I’m an Israeli Jew. Yes, someone named “Yinon” who’s never used his real name at Starbucks finally admitted it. My parents raised me speaking Hebrew, I put ketchup on my rice and I sometimes argue with inanimate objects because I’m so used to arguing. So yes, I’m biased, and yes, I have a vested interest in the Israeli-Palestinian discussion on campus, and yes, I’m hairy. And I’m here to talk.
Before I set out to college, people tried to warn me about UC Davis. They told me that it’s virulently anti-Semitic and that I’d be harassed or threatened for supporting Israel. I was undaunted. I told them I couldn’t wait to leave my heavily Israeli town in the Bay Area and meet people with different backgrounds and perspectives. I was excited to have my opinions challenged.
This past Monday, I helped coordinate a speech by George Deek, a Christian Arab Israeli citizen who grew up in Jaffa, Israel. Organizing this event was part of my job at a pro-Israel campus organization. Deek is a grad student at Georgetown University who previously worked as a diplomat for the State of Israel in Nigeria and Norway. I expected an anti-Israeli presence there. I expected there would be students who held different opinions than my own. I didn’t think we’d all sit on the floor after and hold hands and sing songs together, but I did expect the kind of mature, civil discussion you’d find at a world-renowned university.
A mature, civil discussion did occur. But not before 30 protesters interrupted the speaker by standing up, screaming at everyone in the room and at the speaker, and invoking the murder of Israeli Jews in the name of political struggle. When kids your age call for an “intifada,” it’s triggering. An “intifada” means a violent uprising, and refers to the First and Second Intifadas – terror waves against innocent Israeli civilians. Suicide bombings of cafes. Stabbings of pregnant women and elderly grandparents. That’s what they were chanting before leaving the room.
For a second, I didn’t care about their reasoning. They called for my family to die. Their intentions didn’t matter. Their actions did.
But what hurt most was what they didn’t do. They didn’t go back to their seats. They didn’t stay to ask questions. They just walked out of the room. It’s not even a question for me: that was by far the most hurtful thing they could have done to my community.
Say what you will about Israel. Seriously. Say it: to me, to members of my community, tell us how you feel about Israel. And we’ll tell you how we feel about your perspectives.
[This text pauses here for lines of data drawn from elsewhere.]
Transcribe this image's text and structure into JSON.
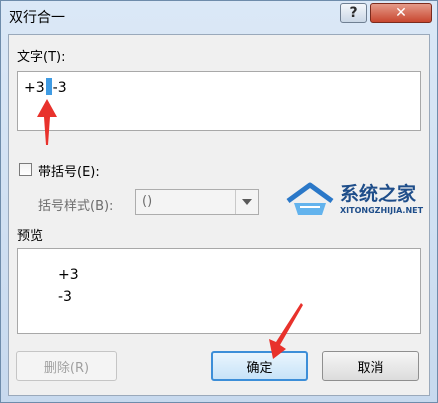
{
  "window": {
    "title": "双行合一",
    "help_glyph": "?",
    "close_glyph": "✕"
  },
  "text_field": {
    "label": "文字(T):",
    "value_before": "+3",
    "value_after": "-3"
  },
  "bracket": {
    "checkbox_label": "带括号(E):",
    "checked": false,
    "style_label": "括号样式(B):",
    "style_value": "()"
  },
  "preview": {
    "label": "预览",
    "line1": "+3",
    "line2": "-3"
  },
  "buttons": {
    "delete": "删除(R)",
    "ok": "确定",
    "cancel": "取消"
  },
  "watermark": {
    "brand": "系统之家",
    "url": "XITONGZHIJIA.NET"
  },
  "colors": {
    "annotation_arrow": "#e8322c",
    "selection_highlight": "#3f9be3",
    "default_button_border": "#3c8ed8"
  }
}
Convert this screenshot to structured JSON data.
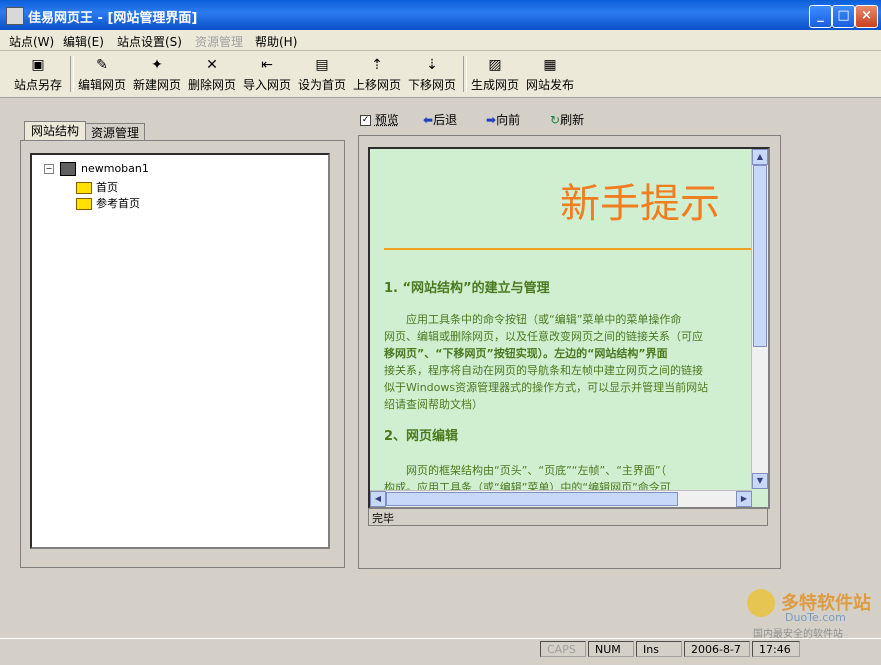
{
  "window": {
    "title": "佳易网页王 - [网站管理界面]"
  },
  "menu": [
    "站点(W)",
    "编辑(E)",
    "站点设置(S)",
    "资源管理",
    "帮助(H)"
  ],
  "toolbar": {
    "buttons": [
      "站点另存",
      "编辑网页",
      "新建网页",
      "删除网页",
      "导入网页",
      "设为首页",
      "上移网页",
      "下移网页",
      "生成网页",
      "网站发布"
    ]
  },
  "left": {
    "tabs": [
      "网站结构",
      "资源管理"
    ],
    "tree": {
      "root": "newmoban1",
      "children": [
        "首页",
        "参考首页"
      ]
    }
  },
  "nav": {
    "preview": "预览",
    "back": "后退",
    "forward": "向前",
    "refresh": "刷新"
  },
  "viewer": {
    "title": "新手提示",
    "heading1": "1. “网站结构”的建立与管理",
    "para1": [
      "　　应用工具条中的命令按钮（或“编辑”菜单中的菜单操作命",
      "网页、编辑或删除网页，以及任意改变网页之间的链接关系（可应",
      "移网页”、“下移网页”按钮实现）。左边的“网站结构”界面",
      "接关系，程序将自动在网页的导航条和左帧中建立网页之间的链接",
      "似于Windows资源管理器式的操作方式，可以显示并管理当前网站",
      "绍请查阅帮助文档）"
    ],
    "heading2": "2、网页编辑",
    "para2": [
      "　　网页的框架结构由“页头”、“页底”“左帧”、“主界面”（",
      "构成。应用工具条（或“编辑”菜单）中的“编辑网页”命令可"
    ],
    "status": "完毕"
  },
  "statusbar": {
    "caps": "CAPS",
    "num": "NUM",
    "ins": "Ins",
    "date": "2006-8-7",
    "time": "17:46"
  },
  "watermark": {
    "line1": "多特软件站",
    "line2": "DuoTe.com",
    "line3": "国内最安全的软件站"
  }
}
And just like we listen to you, we want you to listen to us. Not to agree with us, but to process what we have to say, to understand our narrative just like we want to try to understand yours.
No one is claiming that Israel is perfect. I have a lot of feelings on what can and should be changed in Israeli society. But there’s such a huge difference between criticizing an entity on an intellectual level and stepping into another community’s space and screaming for their murder. Neither side grows from that. Both sides regress. We all lose when one side plugs their ears, stamps their feet, and throws a temper tantrum.
But, you know what?
I want the protesters to come back.
In his speech, George Deek said that one of his biggest frustrations so far was that the Israeli-Palestinian conflict has been seen as, “a zero-sum game, where one side has to win and the other side has to lose. History is not a football game. When one side loses, the other side loses, and when one side wins, the other side wins.”
I didn’t plan the event thinking anti-Israel activists would leave the event shouting “Am Yisrael Chai!” nor did I want that to happen. I planned the event because I welcomed a conversation, so my community could grow, so their community could grow and so both sides of the most divisive issue in the UC Davis community could grow. So we both could win, for once.
I’m not giving up. The invitation is still waiting.
YINON RAVIV is a second-year communication major and the Grinspoon-Morningstar Fellow for the Israel on Campus Coalition. He welcomes discussion, feedback and compliments at email@example.com.